US4625962 *Oct 22, 1984Dec 2, 1986The Cleveland Clinic FoundationUpper body exercise apparatus
US5000440 *Feb 7, 1990Mar 19, 1991Lynch Robert PHuman upper and lower body muscles
US5527245 *Feb 3, 1994Jun 18, 1996Icon Health & Fitness, Inc.Treadmill exercise system
US6520891 *Apr 1, 2002Feb 18, 2003Charles H. Stephens, Jr.Treadmill with upper body exercise means
US6575879 *Feb 27, 2001Jun 10, 2003Ryan FuchsMethod and apparatus for assessing a user athlete
US6723028 *Nov 22, 2002Apr 20, 2004Leao WangRocker arm of a treadmill
US7066865 *Dec 1, 2003Jun 27, 2006Radow Scott BBipedal locomotion training and performance evaluation device and method
US7537554 *Dec 29, 2006May 26, 2009James Jia ZhuangMulti-functional personal fitness apparatus
US7585254 *Feb 15, 2006Sep 8, 2009Vittone Suzanne RResistance band exercise machine
US7878950 *Sep 22, 2009Feb 1, 2011Bold Endeavors LLCSupport apparatus for an exercise machine
US20060128532 *Dec 14, 2004Jun 15, 2006Leao WangExtendable swing arm assembly for a treadmill
US20070142178 *May 30, 2006Jun 21, 2007P.A. Interactive, LlcAutomated physical training system
US20070270286 *May 17, 2007Nov 22, 2007Keith Robert NielsenExercise apparatus such as a treadmill
US20070281831 *May 31, 2006Dec 6, 2007Kenton Bicycle Group (Taiwan) Ltd.Treadmill having vibration damping function for its handlebars
US20080171640 *Feb 1, 2007Jul 17, 2008Dick ChangCushion adjustable and display devices for treadmills
US20100113227 *Oct 31, 2008May 6, 2010Habing Theodore GCardio core pusher
US20100279827 *Oct 28, 2009Nov 4, 2010Rick FarnsworthIntegral treadmill resistance training apparatus
Referenced by
Citing PatentFiling datePublication dateApplicantTitle
US20110281691 *May 20, 2011Nov 17, 2011Ellis Joseph KExercise treadmill for simulating pushing and pulling actions and exercise method therefor
Classifications
U.S. Classification482/54
International ClassificationA63B22/02
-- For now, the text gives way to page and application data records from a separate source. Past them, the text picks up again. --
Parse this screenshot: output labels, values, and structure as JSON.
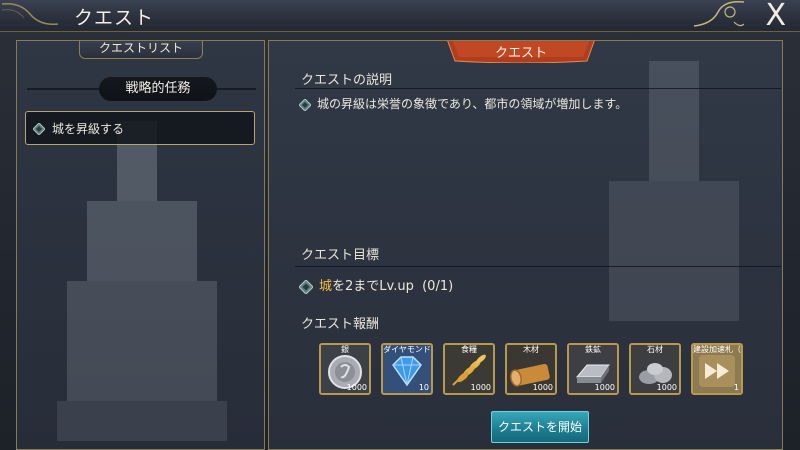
{
  "window": {
    "title": "クエスト",
    "close_label": "X"
  },
  "quest_list": {
    "header": "クエストリスト",
    "category": "戦略的任務",
    "items": [
      {
        "label": "城を昇級する",
        "selected": true
      }
    ]
  },
  "quest_detail": {
    "tab_label": "クエスト",
    "description_title": "クエストの説明",
    "description_text": "城の昇級は栄誉の象徴であり、都市の領域が増加します。",
    "goal_title": "クエスト目標",
    "goal": {
      "highlight": "城",
      "text": "を2までLv.up",
      "progress": "(0/1)"
    },
    "reward_title": "クエスト報酬",
    "rewards": [
      {
        "name": "銀",
        "count": "1000",
        "icon": "silver-coin-icon"
      },
      {
        "name": "ダイヤモンド",
        "count": "10",
        "icon": "diamond-icon"
      },
      {
        "name": "食糧",
        "count": "1000",
        "icon": "wheat-icon"
      },
      {
        "name": "木材",
        "count": "1000",
        "icon": "wood-log-icon"
      },
      {
        "name": "鉄鉱",
        "count": "1000",
        "icon": "iron-ingot-icon"
      },
      {
        "name": "石材",
        "count": "1000",
        "icon": "stone-icon"
      },
      {
        "name": "建設加速札（",
        "count": "1",
        "icon": "speedup-icon"
      }
    ],
    "start_button": "クエストを開始"
  },
  "colors": {
    "accent_gold": "#b89a4c",
    "highlight_yellow": "#f1c040",
    "tab_orange": "#c2441e",
    "button_teal": "#1e7f93"
  }
}
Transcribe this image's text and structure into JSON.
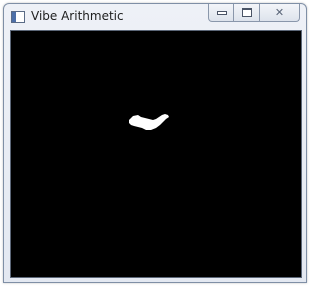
{
  "window": {
    "title": "Vibe Arithmetic",
    "icon": "app-window-icon",
    "buttons": {
      "minimize_icon": "minimize-icon",
      "maximize_icon": "maximize-icon",
      "close_icon": "close-icon",
      "close_glyph": "✕"
    }
  },
  "canvas": {
    "background_color": "#000000",
    "foreground_color": "#ffffff",
    "content": "foreground-blob"
  }
}
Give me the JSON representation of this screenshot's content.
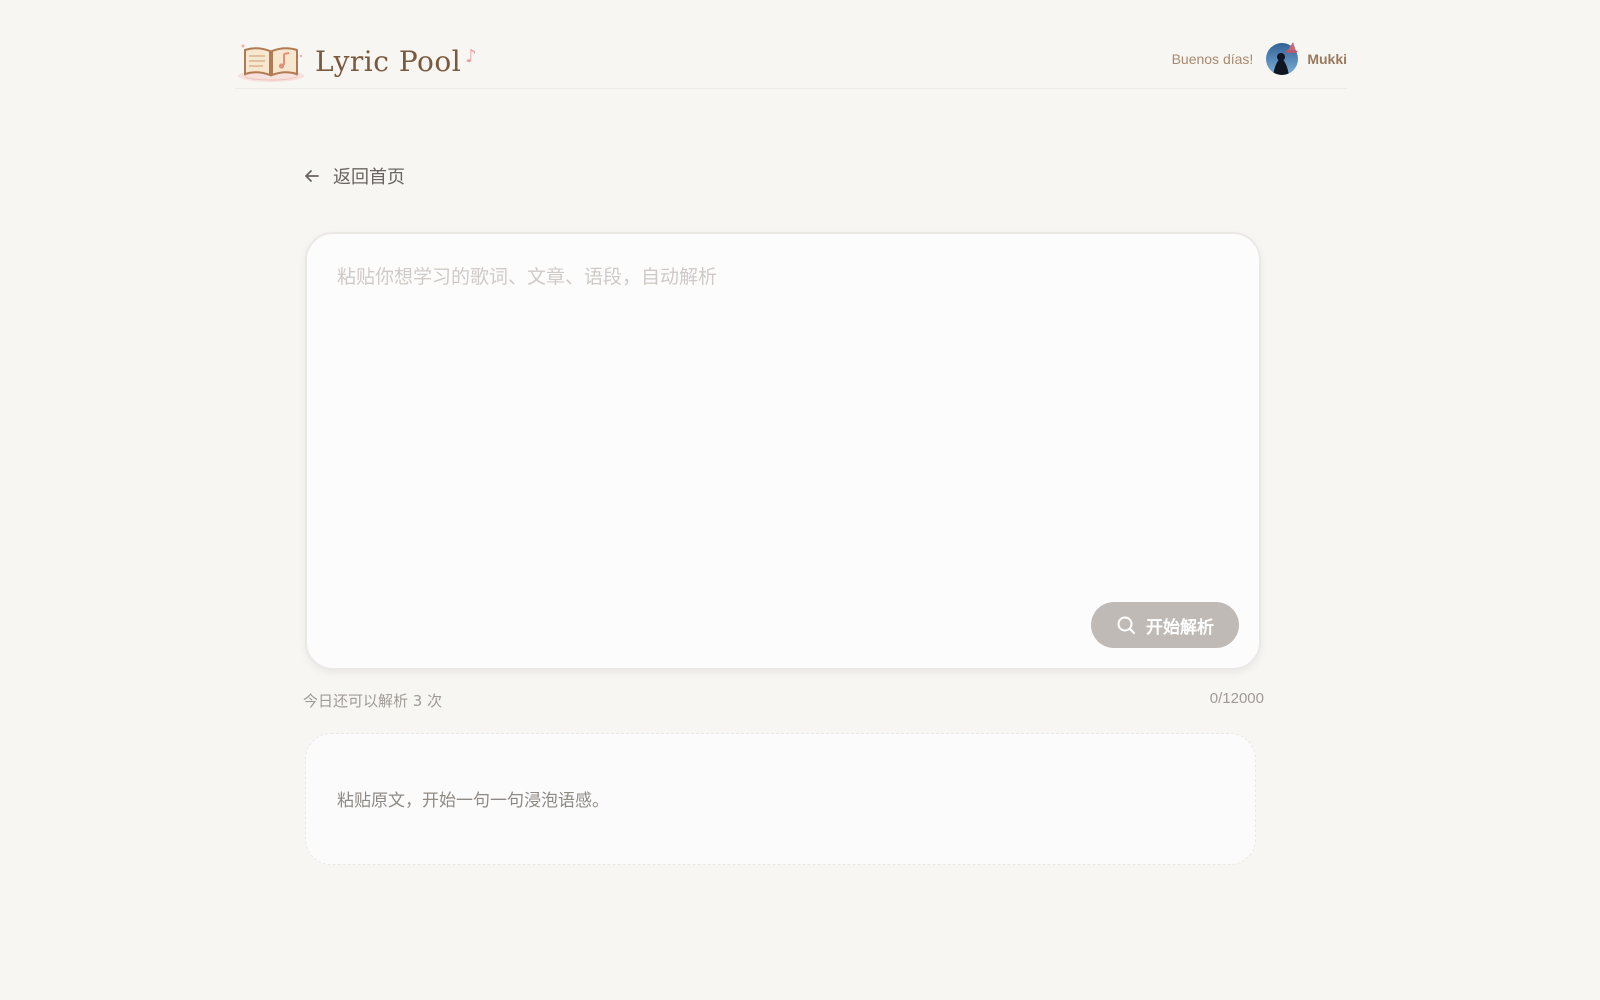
{
  "header": {
    "logo_text": "Lyric Pool",
    "logo_note": "♪",
    "greeting": "Buenos días!",
    "username": "Mukki"
  },
  "nav": {
    "back_label": "返回首页"
  },
  "editor": {
    "placeholder": "粘贴你想学习的歌词、文章、语段，自动解析",
    "value": "",
    "analyze_label": "开始解析"
  },
  "meta": {
    "quota_text": "今日还可以解析 3 次",
    "char_count": "0/12000"
  },
  "hint": {
    "text": "粘贴原文，开始一句一句浸泡语感。"
  },
  "colors": {
    "background": "#f7f6f2",
    "brand_text": "#7a5a3f",
    "button_disabled": "#bfbab6",
    "card": "#fdfcfc"
  },
  "icons": {
    "logo": "open-book-music-icon",
    "back": "arrow-left-icon",
    "analyze": "search-icon",
    "avatar": "witch-hat-avatar"
  }
}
Cooperative ClassificationA63B21/1461, A63B21/1469, A63B22/02, A63B22/0235, A63B21/155, A63B2022/0079, A63B2022/0035, A63B21/1492, A63B22/0012, A63B71/0622, A63B2021/0616, A63B23/047, A63B22/0023, A63B21/1434, A63B21/0615
European ClassificationA63B22/02B, A63B21/06F, A63B22/00A6S, A63B22/02, A63B21/14K2M, A63B23/04B10, A63B21/14K4H, A63B21/15F6C, A63B21/14A8, A63B21/14M6